**Task goal**
Work through the records that follow and return each line containing the word "icon".

**Extracted records**
-.-.-

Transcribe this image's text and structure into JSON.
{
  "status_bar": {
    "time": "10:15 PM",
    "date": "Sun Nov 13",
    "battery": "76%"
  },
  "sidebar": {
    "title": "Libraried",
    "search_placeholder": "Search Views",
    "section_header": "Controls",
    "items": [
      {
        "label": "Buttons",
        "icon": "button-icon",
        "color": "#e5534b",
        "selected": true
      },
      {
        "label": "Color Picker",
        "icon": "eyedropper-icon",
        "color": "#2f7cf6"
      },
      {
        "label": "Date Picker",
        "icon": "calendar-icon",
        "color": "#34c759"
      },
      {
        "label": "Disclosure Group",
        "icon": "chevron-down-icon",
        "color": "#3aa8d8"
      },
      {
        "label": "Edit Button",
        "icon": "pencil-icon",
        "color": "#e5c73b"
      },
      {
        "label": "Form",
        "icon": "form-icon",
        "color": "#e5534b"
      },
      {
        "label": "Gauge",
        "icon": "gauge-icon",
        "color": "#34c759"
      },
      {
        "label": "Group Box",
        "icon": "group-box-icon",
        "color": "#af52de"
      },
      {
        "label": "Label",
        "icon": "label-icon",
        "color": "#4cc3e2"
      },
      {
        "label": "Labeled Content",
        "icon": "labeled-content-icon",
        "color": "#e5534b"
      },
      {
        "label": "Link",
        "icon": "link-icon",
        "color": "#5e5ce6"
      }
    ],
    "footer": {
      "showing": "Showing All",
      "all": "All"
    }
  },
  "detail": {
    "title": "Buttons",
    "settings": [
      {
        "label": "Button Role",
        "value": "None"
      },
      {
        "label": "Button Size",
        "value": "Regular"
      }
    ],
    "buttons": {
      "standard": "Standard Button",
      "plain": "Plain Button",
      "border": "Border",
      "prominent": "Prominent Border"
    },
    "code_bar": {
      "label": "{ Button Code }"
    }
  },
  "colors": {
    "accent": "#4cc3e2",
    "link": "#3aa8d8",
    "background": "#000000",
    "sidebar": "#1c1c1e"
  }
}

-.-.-

**Final answer**
        "icon": "button-icon",
        "icon": "eyedropper-icon",
        "icon": "calendar-icon",
        "icon": "chevron-down-icon",
        "icon": "pencil-icon",
        "icon": "form-icon",
        "icon": "gauge-icon",
        "icon": "group-box-icon",
        "icon": "label-icon",
        "icon": "labeled-content-icon",
        "icon": "link-icon",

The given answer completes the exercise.